When the word "Hydrometer" shows up in a line of the records below, copy that line.

Dataset rows for apps and sites:
┄┄┄┄┄┄┄┄┄┄
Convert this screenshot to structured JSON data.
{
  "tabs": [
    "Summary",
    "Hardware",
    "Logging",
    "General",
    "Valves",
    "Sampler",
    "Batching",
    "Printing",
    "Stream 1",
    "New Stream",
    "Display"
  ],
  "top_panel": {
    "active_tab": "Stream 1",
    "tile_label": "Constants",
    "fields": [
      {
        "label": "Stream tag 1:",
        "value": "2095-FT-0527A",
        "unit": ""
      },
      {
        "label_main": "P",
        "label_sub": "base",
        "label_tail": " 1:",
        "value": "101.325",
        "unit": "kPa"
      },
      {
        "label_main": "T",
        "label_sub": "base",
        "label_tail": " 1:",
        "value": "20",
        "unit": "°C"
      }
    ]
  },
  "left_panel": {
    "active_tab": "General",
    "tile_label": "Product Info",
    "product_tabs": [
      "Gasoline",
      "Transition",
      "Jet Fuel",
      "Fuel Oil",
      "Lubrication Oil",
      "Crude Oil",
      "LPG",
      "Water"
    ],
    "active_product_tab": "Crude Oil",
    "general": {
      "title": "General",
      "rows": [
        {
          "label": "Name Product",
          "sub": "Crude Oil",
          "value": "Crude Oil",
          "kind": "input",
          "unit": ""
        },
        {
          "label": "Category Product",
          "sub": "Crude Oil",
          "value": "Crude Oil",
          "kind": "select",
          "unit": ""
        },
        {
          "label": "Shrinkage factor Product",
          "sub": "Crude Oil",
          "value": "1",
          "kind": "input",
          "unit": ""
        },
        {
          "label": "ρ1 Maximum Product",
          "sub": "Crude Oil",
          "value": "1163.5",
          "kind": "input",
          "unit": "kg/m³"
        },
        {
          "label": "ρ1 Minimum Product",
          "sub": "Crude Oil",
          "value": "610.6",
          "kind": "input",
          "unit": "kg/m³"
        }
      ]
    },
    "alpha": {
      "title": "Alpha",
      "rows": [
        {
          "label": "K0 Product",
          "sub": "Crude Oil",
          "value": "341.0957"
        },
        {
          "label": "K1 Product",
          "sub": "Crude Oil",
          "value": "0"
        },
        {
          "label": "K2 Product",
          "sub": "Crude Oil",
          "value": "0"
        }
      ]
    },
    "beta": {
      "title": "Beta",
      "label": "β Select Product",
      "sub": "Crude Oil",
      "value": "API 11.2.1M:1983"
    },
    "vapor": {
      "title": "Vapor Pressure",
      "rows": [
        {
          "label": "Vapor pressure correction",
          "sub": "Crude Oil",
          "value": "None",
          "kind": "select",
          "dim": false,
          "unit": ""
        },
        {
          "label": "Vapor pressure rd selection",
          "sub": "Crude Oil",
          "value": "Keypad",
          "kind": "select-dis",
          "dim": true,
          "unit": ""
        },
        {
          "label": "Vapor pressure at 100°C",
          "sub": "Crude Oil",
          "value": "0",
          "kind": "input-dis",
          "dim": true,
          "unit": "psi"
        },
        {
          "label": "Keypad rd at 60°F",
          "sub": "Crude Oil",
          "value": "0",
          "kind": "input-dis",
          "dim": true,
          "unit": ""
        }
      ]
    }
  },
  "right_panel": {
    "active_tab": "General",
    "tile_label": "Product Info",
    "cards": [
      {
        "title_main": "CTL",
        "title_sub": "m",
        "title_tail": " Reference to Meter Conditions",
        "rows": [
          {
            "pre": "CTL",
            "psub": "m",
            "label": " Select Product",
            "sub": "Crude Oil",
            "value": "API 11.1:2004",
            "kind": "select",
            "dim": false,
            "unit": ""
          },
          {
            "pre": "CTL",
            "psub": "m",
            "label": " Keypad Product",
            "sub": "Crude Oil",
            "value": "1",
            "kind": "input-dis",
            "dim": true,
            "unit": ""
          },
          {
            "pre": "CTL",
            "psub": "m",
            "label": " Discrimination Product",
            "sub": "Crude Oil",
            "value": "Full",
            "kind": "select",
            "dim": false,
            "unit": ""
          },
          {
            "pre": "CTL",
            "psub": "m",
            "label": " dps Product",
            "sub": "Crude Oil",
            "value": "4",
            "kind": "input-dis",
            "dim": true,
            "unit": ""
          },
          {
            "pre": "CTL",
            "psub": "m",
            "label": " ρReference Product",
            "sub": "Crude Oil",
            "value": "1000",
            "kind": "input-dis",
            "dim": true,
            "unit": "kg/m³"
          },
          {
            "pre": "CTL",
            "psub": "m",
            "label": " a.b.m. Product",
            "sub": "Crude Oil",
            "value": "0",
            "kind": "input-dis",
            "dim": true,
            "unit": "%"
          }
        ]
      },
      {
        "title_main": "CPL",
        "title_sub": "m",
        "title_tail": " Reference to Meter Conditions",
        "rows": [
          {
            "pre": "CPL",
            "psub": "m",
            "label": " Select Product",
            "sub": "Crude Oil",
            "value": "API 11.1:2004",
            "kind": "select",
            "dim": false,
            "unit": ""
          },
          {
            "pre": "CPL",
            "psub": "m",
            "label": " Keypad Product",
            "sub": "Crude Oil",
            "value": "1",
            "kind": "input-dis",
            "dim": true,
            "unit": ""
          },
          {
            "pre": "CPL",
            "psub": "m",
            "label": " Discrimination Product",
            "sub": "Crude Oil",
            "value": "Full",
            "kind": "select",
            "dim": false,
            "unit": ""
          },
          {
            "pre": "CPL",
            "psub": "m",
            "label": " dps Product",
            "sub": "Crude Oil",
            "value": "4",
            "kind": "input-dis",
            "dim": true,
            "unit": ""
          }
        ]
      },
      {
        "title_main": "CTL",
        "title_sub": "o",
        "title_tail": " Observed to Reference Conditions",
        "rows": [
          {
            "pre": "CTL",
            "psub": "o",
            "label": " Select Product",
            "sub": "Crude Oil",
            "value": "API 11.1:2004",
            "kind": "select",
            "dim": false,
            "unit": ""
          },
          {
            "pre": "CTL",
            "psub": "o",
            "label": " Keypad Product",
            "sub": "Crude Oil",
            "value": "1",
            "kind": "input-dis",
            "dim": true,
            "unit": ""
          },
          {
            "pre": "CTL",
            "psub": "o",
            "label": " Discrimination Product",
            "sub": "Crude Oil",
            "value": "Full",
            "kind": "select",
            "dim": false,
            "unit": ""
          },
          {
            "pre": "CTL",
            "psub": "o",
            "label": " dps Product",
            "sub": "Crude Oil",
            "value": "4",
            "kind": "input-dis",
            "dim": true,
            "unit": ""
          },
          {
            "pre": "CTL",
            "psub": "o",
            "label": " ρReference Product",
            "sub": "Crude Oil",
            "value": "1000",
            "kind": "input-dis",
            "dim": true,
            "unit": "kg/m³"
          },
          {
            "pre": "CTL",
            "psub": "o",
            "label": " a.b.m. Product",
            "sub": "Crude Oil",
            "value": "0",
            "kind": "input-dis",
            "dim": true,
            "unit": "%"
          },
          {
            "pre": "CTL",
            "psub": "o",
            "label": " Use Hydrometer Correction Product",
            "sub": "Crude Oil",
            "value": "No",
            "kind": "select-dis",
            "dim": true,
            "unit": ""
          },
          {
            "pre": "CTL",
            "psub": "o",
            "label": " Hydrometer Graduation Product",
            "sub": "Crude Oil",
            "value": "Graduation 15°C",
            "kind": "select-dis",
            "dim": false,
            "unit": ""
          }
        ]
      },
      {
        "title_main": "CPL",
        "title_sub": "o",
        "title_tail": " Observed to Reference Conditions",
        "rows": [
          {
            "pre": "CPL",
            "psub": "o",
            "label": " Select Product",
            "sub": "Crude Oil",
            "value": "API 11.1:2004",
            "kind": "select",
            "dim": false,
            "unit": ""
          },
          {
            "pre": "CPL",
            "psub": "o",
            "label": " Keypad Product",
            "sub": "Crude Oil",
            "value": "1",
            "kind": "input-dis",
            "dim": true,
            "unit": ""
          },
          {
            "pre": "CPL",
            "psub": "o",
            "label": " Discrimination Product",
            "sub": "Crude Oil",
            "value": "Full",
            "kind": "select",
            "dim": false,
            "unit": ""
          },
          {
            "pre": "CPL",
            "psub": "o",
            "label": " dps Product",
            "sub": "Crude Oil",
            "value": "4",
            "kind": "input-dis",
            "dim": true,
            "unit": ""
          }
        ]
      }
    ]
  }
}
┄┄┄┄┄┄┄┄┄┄
EXERCISE ANSWER:
            "label": " Use Hydrometer Correction Product",
            "label": " Hydrometer Graduation Product",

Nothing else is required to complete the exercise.